jangala . . . . . . . . . . . . . . . . jungle
naranga . . . . . . . . . . . . . . . . orange
sraman . . . . . . . . . . . . . . . . shaman
sarkara . . . . . . . . . . . . . . . . sugar
kal . . . . . . . . . . . . . . . . . . call
amb . . . . . . . . . . . . . . . . . . ambient
kakh . . . . . . . . . . . . . . . . . cackle
pard . . . . . . . . . . . . . . . . . fart, "pardon me" (maybe a stretch)
pun.d. . . . . . . . . . . . . . . . . to pound
badh . . . . . . . . . . . . . . . . . bad
yoga/yuj . . . . . . . . . . . . . . . to yoke
rap . . . . . . . . . . . . . . . . . rap ("talk")
seva . . . . . . . . . . . . . . . . . service
stha_ . . . . . . . . . . . . . . . . . stand
smi . . . . . . . . . . . . . . . . . . smile
lih . . . . . . . . . . . . . . . . . . lick
dam . . . . . . . . . . . . . . . . . . dam
sur . . . . . . . . . . . . . . . . . . sir
sutee . . . . . . . . . . . . . . . . . soot
prati . . . . . . . . . . . . . . . . . pretty (as in "pretty close")
ramb . . . . . . . . . . . . . . . . . rumble
varn.a . . . . . . . . . . . . . . . . varnish
vanta . . . . . . . . . . . . . . . . . want
baad . . . . . . . . . . . . . . . . . bath
banda . . . . . . . . . . . . . . . . . bond
carya . . . . . . . . . . . . . . . . . car
dama . . . . . . . . . . . . . . . . . domicile
danta . . . . .. . . . . ... . . . . . dental
divya . . . . . . . . . . . . . . . . . divine
harda . . . . . . . . . . . . . . . . . heart
go (cow) . . . . . . . . . . . . . . . god (whew!!!!! Blowing your mind yet?)
jan(to be born) . . . . . . . . . . . . genesis
kri . . . . . . . . . . . . . . . . . . create
nau/navya . . . . . . . . . . . . . . . navy
patha . . . . . . . . . . . . . . . . . path
puuy . . . . . . . . . . . . . . . . . pee-yoo-ee (i.e., stinks)
sriiv . . . . . . . . . . . . . . . . . shrivel
tat . . . . . . . . . . . . . . . . . . that
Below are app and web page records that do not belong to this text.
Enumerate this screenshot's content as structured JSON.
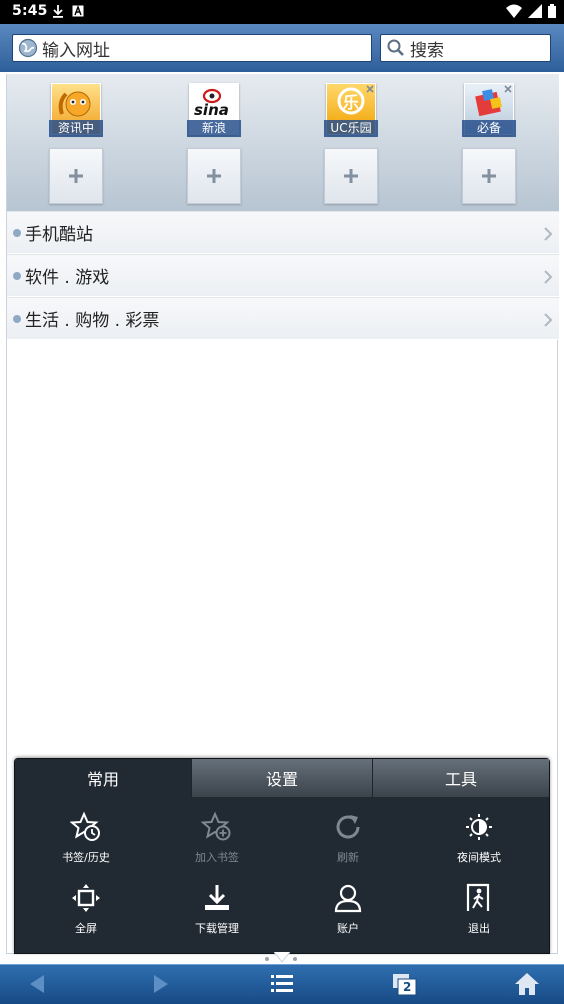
{
  "status_bar": {
    "time": "5:45"
  },
  "address_bar": {
    "url_placeholder": "输入网址",
    "search_placeholder": "搜索"
  },
  "speed_dial": {
    "tiles": [
      {
        "label": "资讯中",
        "icon": "uc-squirrel-icon"
      },
      {
        "label": "新浪",
        "icon": "sina-logo-icon"
      },
      {
        "label": "UC乐园",
        "icon": "uc-paradise-icon"
      },
      {
        "label": "必备",
        "icon": "essentials-box-icon"
      }
    ],
    "add_label": "+"
  },
  "categories": [
    {
      "label": "手机酷站"
    },
    {
      "label": "软件 . 游戏"
    },
    {
      "label": "生活 . 购物 . 彩票"
    }
  ],
  "menu": {
    "tabs": [
      {
        "label": "常用",
        "active": true
      },
      {
        "label": "设置",
        "active": false
      },
      {
        "label": "工具",
        "active": false
      }
    ],
    "items": [
      {
        "label": "书签/历史",
        "icon": "bookmark-history-icon",
        "enabled": true
      },
      {
        "label": "加入书签",
        "icon": "add-bookmark-icon",
        "enabled": false
      },
      {
        "label": "刷新",
        "icon": "refresh-icon",
        "enabled": false
      },
      {
        "label": "夜间模式",
        "icon": "night-mode-icon",
        "enabled": true
      },
      {
        "label": "全屏",
        "icon": "fullscreen-icon",
        "enabled": true
      },
      {
        "label": "下载管理",
        "icon": "download-icon",
        "enabled": true
      },
      {
        "label": "账户",
        "icon": "account-icon",
        "enabled": true
      },
      {
        "label": "退出",
        "icon": "exit-icon",
        "enabled": true
      }
    ]
  },
  "bottom_bar": {
    "tab_count": "2"
  },
  "colors": {
    "accent": "#2f6fb0",
    "menu_bg": "#212a33",
    "disabled": "#7f8891"
  }
}
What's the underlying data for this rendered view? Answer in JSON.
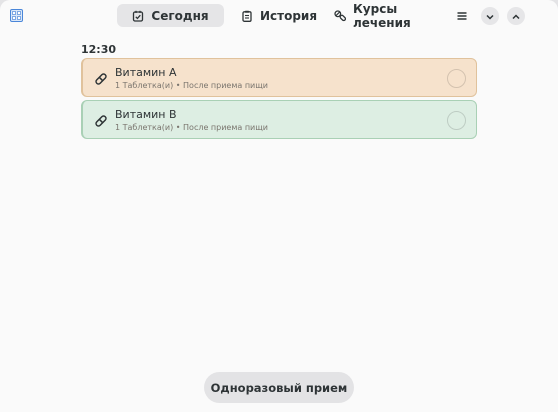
{
  "header": {
    "app_icon": "app-grid-icon",
    "tabs": [
      {
        "label": "Сегодня",
        "icon": "calendar-check-icon",
        "active": true
      },
      {
        "label": "История",
        "icon": "clipboard-icon",
        "active": false
      },
      {
        "label": "Курсы лечения",
        "icon": "pills-icon",
        "active": false
      }
    ],
    "controls": [
      "menu-icon",
      "minimize-icon",
      "maximize-icon"
    ]
  },
  "schedule": {
    "time": "12:30",
    "items": [
      {
        "name": "Витамин А",
        "details": "1 Таблетка(и) • После приема пищи",
        "color": "#f6e2cc",
        "accent": "#e0c29c",
        "taken": false
      },
      {
        "name": "Витамин B",
        "details": "1 Таблетка(и) • После приема пищи",
        "color": "#ddeee3",
        "accent": "#a9d0b5",
        "taken": false
      }
    ]
  },
  "footer": {
    "once_button_label": "Одноразовый прием"
  },
  "colors": {
    "window_bg": "#fafafa",
    "active_tab_bg": "#e5e5e7",
    "button_bg": "#e3e3e5",
    "text": "#2e3436"
  }
}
And on and on the obvious connections of India and Europe, Sanskrit, the sacred language of India, and European words. Indeed, the Middle East is only and at best intermediary to the truer source of the cultures and religions of "the West."
It is a given in etymology (even in the "Western" academic tradition) that Sanskrit (or the theorized and rather dubious "Indo-European" language) is a major source of European languages, but I just thought I'd offer a few examples to get you thinking about where your culture comes from . . .

Later and more controversial: Sanskrit-Native American language cognates . . .

2 comments:

Lisa said...

Very cool! Here's another one: Raki. This is a word for moonshine/alcohol we found in our travels from SE Asia (rural Laos to Greece, Turkey and Eastern Europe). Is there any cognate with this one? I figure it was transmitted along trade routes as everyone likes to share a drink as a friendly gesture.

Tanner's Master Blog said...

dvAra is also a cognate for the word "door"